THE BLOG
09/18/2008 05:12 am ET Updated May 25, 2011

"Sing to Me of The Man..."

With the swimming competition of the Beijing Olympics completed, the game of finding an athlete comparable to 14-time gold medalist (8 in Beijing) Michael Phelps can begin. Spitz...Armstrong...Secretariat -- all comers (and all species) are welcome.

Phelps's hometown paper, the Baltimore Sun, celebrated its local hero after he completed his unprecedented run.

"Phelps Completes Historic Quest," Baltimore Sun, Aug. 17, 2008.

Someday, years from now, when they tell the tale of the swimmer from Rodgers Forge and his eight gold medals, it will be difficult -- if not impossible -- to know exactly where to begin.

The epic story of Michael Phelps' transcendent Olympics has produced many iconic moments, a diverse selection of did-I-really-just-see-that? mental snapshots.

These Olympics have always been about making history for Phelps, a 23-year-old with a long torso, longer arms and the competitive instincts of a hungry shark.

In eight races -- including this morning's 400 medley relay, which earned him his eighth gold medal, breaking the record for a single Olympics Games held for 36 years by Mark Spitz -- he has provided us with the kind of memories that do not fade.

He has left fellow swimmers to fight through his wake, and he has nipped them at the wall by margins so thin, the naked eye could not be trusted to record them. He has bear-hugged his teammates and he has roared with appreciation -- arms extended, muscles rippling -- at their amazing swims.

Most of all, he has reminded us that it's OK to dream up ridiculous feats as long as you truly believe you can make them reality.

Still desperate to return to his family in Ithaca, Book 8 of Homer's Odyssey finds Odysseus shipwrecked in on the island of Scheria, home of the Phaeacians. Though the Phaeacians ultimately give him provisions to continue on his way home, a poorly timed insult from the son of the Phaeacian king awakens Odysseus's competitive athletic spirit.


The Odyssey, by Homer (trans. Robert Fagles), c. 700 BC.

"Laodamas,"
quick to the mark Odysseus countered sharply,
"why do you taunt me so with such a challenge?
Pains weigh on my spirit now, not your sports--
I've suffered much already, struggled hard.
But here I sit amid your assembly still,
starved for passage home, begging your king,
begging all your people."

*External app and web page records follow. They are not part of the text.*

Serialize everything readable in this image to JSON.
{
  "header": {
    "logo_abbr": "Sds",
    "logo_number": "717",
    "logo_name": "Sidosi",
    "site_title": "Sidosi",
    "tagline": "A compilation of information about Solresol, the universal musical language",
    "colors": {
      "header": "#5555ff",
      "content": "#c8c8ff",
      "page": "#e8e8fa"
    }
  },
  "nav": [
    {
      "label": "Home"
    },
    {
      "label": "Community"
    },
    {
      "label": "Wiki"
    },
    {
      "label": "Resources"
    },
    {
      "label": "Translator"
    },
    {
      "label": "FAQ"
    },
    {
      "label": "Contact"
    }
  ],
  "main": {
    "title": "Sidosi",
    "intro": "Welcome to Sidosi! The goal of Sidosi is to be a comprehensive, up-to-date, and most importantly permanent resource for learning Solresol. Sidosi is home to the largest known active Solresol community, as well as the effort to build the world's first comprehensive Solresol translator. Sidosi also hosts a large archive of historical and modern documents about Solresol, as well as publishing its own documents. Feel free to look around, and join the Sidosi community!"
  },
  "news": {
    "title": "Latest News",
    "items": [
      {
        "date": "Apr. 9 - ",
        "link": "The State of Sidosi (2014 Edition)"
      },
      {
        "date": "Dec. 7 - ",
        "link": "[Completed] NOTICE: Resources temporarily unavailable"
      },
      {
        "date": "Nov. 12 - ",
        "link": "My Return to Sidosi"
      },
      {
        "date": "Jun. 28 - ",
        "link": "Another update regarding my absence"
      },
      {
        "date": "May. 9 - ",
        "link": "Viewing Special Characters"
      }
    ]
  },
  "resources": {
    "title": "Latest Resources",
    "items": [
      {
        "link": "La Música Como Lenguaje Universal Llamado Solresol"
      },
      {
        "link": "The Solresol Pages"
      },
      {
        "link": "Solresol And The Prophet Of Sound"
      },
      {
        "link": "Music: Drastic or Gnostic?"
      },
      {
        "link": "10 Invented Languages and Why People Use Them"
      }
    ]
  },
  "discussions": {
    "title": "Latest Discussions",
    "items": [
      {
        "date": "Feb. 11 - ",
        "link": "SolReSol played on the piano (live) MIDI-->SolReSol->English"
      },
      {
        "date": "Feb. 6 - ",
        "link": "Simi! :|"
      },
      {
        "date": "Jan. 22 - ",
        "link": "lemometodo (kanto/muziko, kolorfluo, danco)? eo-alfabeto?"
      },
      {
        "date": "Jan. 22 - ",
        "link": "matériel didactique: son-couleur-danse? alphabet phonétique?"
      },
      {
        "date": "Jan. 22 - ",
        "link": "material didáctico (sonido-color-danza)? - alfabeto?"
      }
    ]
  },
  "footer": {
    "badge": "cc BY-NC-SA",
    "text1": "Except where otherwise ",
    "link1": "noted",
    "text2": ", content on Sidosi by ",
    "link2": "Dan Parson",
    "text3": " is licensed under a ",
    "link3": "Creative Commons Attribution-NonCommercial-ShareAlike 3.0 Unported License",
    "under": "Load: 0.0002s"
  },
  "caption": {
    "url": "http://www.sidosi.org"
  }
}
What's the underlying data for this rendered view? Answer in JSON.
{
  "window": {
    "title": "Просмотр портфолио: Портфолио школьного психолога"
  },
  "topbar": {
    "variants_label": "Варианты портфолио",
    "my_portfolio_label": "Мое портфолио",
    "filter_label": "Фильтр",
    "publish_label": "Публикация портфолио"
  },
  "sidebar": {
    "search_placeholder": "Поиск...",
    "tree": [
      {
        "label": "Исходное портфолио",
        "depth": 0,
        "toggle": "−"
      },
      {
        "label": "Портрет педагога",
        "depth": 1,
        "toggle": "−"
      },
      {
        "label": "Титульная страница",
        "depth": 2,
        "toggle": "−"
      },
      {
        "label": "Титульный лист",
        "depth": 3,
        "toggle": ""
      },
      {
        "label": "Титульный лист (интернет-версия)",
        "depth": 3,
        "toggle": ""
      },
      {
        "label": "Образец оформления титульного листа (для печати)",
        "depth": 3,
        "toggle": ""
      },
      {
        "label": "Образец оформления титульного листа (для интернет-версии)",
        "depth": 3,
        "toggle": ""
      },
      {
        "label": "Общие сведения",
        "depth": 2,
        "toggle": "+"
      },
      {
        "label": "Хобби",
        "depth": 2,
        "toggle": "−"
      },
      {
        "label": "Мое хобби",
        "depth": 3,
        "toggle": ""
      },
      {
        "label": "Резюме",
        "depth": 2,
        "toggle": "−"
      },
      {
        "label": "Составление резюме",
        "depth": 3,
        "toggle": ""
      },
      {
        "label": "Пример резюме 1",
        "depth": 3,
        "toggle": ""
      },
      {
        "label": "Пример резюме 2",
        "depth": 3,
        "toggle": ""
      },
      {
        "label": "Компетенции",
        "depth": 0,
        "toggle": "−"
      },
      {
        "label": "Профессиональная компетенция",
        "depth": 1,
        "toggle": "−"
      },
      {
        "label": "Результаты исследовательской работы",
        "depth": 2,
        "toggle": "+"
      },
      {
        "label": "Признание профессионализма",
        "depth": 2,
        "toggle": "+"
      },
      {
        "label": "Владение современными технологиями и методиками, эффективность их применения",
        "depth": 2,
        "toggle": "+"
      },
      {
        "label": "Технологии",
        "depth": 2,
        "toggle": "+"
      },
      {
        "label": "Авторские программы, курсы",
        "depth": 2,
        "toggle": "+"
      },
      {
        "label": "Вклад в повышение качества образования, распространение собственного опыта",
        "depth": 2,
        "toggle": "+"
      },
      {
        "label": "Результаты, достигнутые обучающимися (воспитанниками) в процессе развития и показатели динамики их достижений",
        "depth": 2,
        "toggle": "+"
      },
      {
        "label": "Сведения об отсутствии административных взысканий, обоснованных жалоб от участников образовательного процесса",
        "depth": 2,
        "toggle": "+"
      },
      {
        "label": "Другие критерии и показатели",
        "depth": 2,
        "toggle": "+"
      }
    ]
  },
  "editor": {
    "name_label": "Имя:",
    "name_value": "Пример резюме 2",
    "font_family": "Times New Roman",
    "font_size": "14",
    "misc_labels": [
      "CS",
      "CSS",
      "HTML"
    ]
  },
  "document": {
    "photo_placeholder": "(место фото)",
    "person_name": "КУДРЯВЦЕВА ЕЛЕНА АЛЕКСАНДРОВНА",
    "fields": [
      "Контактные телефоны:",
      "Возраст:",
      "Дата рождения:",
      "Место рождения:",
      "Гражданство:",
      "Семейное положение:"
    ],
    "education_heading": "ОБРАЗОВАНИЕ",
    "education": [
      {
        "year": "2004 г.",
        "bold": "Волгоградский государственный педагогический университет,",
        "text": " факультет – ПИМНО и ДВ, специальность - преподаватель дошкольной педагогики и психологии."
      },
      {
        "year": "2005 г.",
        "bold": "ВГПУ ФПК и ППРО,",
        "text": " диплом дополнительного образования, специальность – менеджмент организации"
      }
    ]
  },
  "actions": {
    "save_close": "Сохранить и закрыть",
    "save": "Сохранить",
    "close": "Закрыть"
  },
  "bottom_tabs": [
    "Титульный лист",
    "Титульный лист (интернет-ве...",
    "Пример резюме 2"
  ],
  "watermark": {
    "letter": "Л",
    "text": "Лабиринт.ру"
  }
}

"Oh I knew it!"
Broadsea broke in, mocking him to his face.
"I never took you for someone skilled in games,
the kind that real men play throughout the world.
Not a chance. You're some skipper of profiteers,
roving the high seas in his scudding craft,
reckoning up his freight with a keen eye out
for home-cargo, grabbing the gold he can!
You're no athlete. I see that."

With a dark glance
wily Odysseus shot back, "Indecent talk, my friend.
You, you're a reckless fool--I see that. So,
the gods don't hand out all their gifts at once,
not build and brains and flowing speech to all.
One man may fail to impress us with his looks
but a god can crown his words with beauty, charm,
and men look on with delight when he speaks out.
Never faltering, filled with winning self-control,
he shines forth at assembly grounds and people gaze
at him like a god when he walks through the streets.
Another man may look like a deathless one on high
but there's not a bit of grace to crown his words.
Just like you, my fine, handsome friend. Not even
a god could improve those lovely looks of yours
but the mind inside is worthless.
Your slander fans the anger in my heart!
I'm no stranger to sports--for all your taunts--
I've held my place in the front ranks, I tell you,
long as I could trust to my youth and striving hands.
But now I'm wrested down by pain and hardship, look,
I've borne my share of struggles, cleaving my way
through wars of men and pounding waves at sea.
Nevertheless, despite so many blows,
I'll compete in your games, just watch. Your insults
cut to the quick--you rouse my fighting blood!"

Up he sprang, cloak and all, and seized a discus,
huge and heavy, more weighty by far than those
the Phaeacians used to hurl and test each other.
Wheeling around, he let loose with his great hand
and the stone whirred on--and down to ground they went,
those lords of the long oars and master mariners cringing
under the rock's onrush, soaring lightly out of his grip,
flying away past all the other marks, and Queen Athena,
built like a man, staked out the spot and cried
with a voice of triumph, "Even a blind man,
friend, could find your mark by groping round--
it's not mixed up in the crowd, it's far in front!
There's nothing to fear in this event--
no one can touch you, much less beat your distance!"

At that the heart of the long-suffering hero laughed,
so glad to find a ready friend in the crowd that,
lighter in mood, he challenged all Phaecia's best:
"Now go match that, you young pups, and straightaway
I'll hurly you another just as far, I swear, or even farther!
All the rest of you, anyone with the spine and spirit,
step right up and try me--you've incensed me so--
at boxing, wrestling, racing; nothing daunts me....


Read more HuffPost coverage of the 2008 Beijing Olympic Games